For more information or updates, please contact Robert Helminiak.
Boiler MACT and GACT
Under the Clean Air Act Amendments of 1990, the EPA is required to establish maximum achievable control technology (MACT) standards for a number of industrial sectors believed to be major emitters of hazardous air pollutants (HAPs). Many of these standards will directly affect the batch chemical industry. The Industrial/Commercial/Institutional (ICI) Boilers and Process Heaters MACT (Boiler MACT) is intended to regulate HAP emissions from boilers and process heaters located at major sources.
EPA proposed reconsidered Boiler MACT and GACT rules on January 21, 2015. EPA finalized the reconsidered Boiler MACT rule on November 20, 2015.
Background on Boiler MACT.
Find more information and EPA guidance here.
Area Source Regulations
(Chemical Manufacturing Area Sources (CMAS) Rule)
(NEW – COMPLIANCE TOOL AVAILABLE TO SOCMA MEMBERS)
The area source standards to regulate emissions of air toxics are focused on emitters considered to be minor sources of pollutants – those that emit less than 10 tpy of any one hazardous air pollutant (HAP), or less than 25 tpy aggregate HAPs.
Under the Clean Air Act, EPA is required to develop a strategy for reducing the public health risk in urban areas from the 30 most-hazardous HAPs. EPA is required to identify and list the area source categories that represent 90 percent of the emissions of the at least the 30 "listed" air toxics and subject them to standards under the CAA.
EPA identified 70 area source categories, which represent 90 percent of the emissions of the listed air toxics, including chemical manufacturing.
EPA published its final reconsidered CMAS rule on December 21, 2012. SOCMA finalized a CMAS Audit Protocol in 2014 to help SOCMA members comply with the rule; the CMAS Protocol can be found here.
Background on Area Source Regulations.
Find more information about area source rules here.
National Emissions Standards for Hazardous Air Pollutants From Miscellaneous Organic Chemical Manufacturing and Miscellaneous Coating Manufacturing (MON MACT)
Under the Clean Air Act Amendments of 1990, the Environmental Protection Agency (EPA) is required to establish maximum achievable control technology (MACT) standards for a number of industrial sectors believed to be major emitters of hazardous air pollutants (HAPS). Many of these standards will directly affect the batch chemical industry. The Miscellaneous Organic National Emission Standard for Hazardous Air Pollutants (MON) is intended to cover all organic chemical processes not covered by other standards such as the Hazardous Organic NESHAP. The MON was proposed in April 2002 and published in final form on November 10, 2004. For more information on the MON rule, visit EPA's website.

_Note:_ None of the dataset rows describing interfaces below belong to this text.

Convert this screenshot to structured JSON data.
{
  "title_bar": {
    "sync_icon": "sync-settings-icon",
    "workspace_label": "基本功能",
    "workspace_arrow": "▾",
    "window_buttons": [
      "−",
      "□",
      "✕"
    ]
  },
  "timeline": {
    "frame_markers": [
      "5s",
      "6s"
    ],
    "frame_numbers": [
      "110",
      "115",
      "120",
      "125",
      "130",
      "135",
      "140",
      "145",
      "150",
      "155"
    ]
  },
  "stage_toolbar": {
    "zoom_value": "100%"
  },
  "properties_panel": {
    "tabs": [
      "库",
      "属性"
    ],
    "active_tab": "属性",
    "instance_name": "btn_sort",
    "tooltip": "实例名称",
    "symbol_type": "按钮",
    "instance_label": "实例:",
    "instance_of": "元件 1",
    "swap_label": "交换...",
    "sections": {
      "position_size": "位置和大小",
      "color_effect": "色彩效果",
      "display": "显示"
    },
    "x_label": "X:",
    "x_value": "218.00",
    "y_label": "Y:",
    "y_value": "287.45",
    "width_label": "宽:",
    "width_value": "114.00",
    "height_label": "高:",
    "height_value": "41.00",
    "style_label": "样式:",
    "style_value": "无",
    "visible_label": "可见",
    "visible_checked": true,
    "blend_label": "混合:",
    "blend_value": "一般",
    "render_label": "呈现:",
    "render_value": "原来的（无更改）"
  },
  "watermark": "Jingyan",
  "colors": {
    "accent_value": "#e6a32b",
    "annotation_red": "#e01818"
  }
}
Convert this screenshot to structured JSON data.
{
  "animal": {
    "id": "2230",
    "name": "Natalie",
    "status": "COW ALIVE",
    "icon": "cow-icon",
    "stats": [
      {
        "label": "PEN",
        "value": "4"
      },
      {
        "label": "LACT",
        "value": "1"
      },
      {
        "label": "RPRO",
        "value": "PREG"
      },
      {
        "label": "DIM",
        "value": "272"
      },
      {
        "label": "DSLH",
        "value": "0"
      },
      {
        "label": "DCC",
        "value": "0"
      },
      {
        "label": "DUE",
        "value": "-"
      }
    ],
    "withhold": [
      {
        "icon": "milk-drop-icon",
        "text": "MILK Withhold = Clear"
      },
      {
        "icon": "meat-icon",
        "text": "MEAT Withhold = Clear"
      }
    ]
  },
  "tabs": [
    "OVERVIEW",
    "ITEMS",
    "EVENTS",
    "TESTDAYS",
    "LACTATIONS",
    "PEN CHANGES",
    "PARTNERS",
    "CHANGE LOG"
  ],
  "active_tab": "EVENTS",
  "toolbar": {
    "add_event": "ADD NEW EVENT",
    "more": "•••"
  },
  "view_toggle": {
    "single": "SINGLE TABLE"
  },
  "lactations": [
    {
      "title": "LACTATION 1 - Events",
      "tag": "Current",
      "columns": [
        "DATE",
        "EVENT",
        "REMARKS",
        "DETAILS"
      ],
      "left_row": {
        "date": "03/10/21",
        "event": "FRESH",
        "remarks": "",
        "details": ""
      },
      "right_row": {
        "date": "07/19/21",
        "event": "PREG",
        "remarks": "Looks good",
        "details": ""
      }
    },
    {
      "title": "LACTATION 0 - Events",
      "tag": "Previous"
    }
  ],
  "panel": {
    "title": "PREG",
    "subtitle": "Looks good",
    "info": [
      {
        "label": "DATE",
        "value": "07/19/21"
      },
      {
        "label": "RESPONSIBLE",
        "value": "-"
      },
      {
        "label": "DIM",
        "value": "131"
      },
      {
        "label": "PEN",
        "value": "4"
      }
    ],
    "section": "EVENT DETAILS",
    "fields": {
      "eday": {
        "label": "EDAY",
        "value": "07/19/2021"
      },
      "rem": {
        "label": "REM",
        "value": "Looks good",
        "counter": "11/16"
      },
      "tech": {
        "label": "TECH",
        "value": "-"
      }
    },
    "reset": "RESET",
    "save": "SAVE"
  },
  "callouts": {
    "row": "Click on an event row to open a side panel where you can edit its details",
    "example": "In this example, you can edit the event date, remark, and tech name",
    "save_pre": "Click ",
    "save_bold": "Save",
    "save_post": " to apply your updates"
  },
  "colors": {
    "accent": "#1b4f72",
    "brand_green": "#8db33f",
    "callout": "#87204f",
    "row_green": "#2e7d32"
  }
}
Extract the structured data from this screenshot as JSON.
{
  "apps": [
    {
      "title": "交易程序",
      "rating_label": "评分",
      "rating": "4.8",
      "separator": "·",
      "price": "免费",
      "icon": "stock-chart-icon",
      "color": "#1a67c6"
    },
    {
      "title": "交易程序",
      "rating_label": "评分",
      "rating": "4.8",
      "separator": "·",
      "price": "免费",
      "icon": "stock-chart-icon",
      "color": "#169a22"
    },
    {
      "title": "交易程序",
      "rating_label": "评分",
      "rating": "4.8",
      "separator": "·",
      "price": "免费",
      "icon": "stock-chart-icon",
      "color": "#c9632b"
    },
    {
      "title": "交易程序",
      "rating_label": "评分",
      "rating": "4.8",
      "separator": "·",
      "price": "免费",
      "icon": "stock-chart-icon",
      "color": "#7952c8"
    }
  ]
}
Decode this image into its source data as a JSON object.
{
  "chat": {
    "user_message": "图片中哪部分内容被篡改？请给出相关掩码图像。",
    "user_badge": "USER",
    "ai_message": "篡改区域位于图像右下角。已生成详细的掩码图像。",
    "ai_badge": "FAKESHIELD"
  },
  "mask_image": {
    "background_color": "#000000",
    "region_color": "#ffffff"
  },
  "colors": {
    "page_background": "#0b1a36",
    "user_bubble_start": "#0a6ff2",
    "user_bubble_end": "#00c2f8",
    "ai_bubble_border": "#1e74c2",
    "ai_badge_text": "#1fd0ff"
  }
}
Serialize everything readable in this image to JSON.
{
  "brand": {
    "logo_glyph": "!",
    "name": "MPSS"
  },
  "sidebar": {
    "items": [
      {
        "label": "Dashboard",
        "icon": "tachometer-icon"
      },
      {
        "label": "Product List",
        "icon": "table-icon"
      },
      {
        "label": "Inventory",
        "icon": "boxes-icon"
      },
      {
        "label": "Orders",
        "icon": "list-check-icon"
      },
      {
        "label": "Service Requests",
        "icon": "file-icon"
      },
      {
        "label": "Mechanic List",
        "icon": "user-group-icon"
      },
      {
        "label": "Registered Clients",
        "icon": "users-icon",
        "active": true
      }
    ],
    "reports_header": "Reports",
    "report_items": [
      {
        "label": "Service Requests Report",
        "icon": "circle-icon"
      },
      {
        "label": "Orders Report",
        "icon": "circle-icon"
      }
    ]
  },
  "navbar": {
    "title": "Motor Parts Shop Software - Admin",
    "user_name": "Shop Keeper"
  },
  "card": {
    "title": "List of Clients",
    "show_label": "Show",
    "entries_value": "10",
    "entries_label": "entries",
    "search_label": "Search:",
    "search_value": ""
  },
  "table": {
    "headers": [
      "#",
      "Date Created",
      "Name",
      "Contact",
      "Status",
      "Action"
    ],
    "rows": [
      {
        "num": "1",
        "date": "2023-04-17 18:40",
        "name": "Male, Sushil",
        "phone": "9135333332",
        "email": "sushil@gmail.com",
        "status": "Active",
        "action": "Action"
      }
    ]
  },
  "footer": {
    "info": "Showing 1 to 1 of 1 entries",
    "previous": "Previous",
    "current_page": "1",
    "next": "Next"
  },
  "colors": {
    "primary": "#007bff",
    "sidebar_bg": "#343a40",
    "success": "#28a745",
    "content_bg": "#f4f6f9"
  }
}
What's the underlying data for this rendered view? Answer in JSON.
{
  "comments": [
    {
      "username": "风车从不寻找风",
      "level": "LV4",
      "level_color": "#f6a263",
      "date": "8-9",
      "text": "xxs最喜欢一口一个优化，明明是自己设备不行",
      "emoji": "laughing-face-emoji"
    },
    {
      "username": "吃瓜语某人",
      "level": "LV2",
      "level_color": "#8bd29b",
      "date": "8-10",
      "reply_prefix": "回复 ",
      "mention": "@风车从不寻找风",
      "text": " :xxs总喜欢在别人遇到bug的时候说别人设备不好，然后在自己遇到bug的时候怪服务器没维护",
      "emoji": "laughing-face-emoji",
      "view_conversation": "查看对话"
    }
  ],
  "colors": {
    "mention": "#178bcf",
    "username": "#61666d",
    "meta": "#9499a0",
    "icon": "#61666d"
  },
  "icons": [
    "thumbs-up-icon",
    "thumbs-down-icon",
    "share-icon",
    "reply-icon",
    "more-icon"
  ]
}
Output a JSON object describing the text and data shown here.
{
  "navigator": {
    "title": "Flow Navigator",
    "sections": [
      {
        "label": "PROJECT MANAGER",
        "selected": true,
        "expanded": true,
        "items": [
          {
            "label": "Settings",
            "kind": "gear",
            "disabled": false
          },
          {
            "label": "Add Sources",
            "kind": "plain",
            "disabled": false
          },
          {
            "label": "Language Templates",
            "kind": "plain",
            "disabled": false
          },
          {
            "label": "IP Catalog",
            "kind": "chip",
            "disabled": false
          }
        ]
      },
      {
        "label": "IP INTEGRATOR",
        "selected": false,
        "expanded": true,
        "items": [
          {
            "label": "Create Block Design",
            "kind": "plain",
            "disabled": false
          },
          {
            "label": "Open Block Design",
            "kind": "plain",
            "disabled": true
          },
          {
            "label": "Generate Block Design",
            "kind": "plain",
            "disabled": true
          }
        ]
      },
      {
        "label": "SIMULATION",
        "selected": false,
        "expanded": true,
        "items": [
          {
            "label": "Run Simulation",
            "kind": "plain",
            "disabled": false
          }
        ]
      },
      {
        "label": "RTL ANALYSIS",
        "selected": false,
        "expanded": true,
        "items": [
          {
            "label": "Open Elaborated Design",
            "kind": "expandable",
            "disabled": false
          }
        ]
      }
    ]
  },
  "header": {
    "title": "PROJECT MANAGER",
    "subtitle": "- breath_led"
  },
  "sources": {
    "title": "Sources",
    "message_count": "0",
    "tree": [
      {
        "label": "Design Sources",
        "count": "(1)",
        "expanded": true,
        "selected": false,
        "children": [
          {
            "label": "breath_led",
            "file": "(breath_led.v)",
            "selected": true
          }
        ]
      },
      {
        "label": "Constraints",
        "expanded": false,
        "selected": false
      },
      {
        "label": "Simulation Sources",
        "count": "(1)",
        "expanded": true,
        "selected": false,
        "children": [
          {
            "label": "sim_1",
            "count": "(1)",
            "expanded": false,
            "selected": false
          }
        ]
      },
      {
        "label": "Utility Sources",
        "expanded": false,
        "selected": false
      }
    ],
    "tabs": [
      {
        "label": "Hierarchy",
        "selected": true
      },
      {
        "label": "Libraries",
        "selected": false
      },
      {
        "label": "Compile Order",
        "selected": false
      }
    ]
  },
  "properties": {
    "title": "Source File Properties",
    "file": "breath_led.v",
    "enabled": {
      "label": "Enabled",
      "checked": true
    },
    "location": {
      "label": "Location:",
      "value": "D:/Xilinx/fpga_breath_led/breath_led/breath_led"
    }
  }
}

SOCMA recognizes global climate change is a broad concern and could have far reaching effects. While overall understanding of the factors that may contribute to climate change is evolving, SOCMA agrees it is sound public and business policy to control emissions, conserve resources and minimize waste. While SOCMA member operations typically are not major contributors of greenhouse gases, as part of SOCMA’s overall commitment to environmental improvement by its members, SOCMA will continue to evaluate how members can address various concerns related to climate change.
More on SOCMA’s views on climate change.
Risk Management Program (RMP)
Most Recent Status
On March 14, 2016, EPA published its Risk Management Plan (RMP) Proposed Rule in the Federal Register. A public hearing on the proposed rule was held on March 29, and comments are due on May 13. EPA hopes to finalize an RMP rule before the end of the Obama Administration.
The proposal follows a solicitation for information from EPA. On July 31, 2014, EPA published a Request for Information for its RMP program. SOCMA submitted comments on October 29, 2014.
Background on RMP
The Original Rule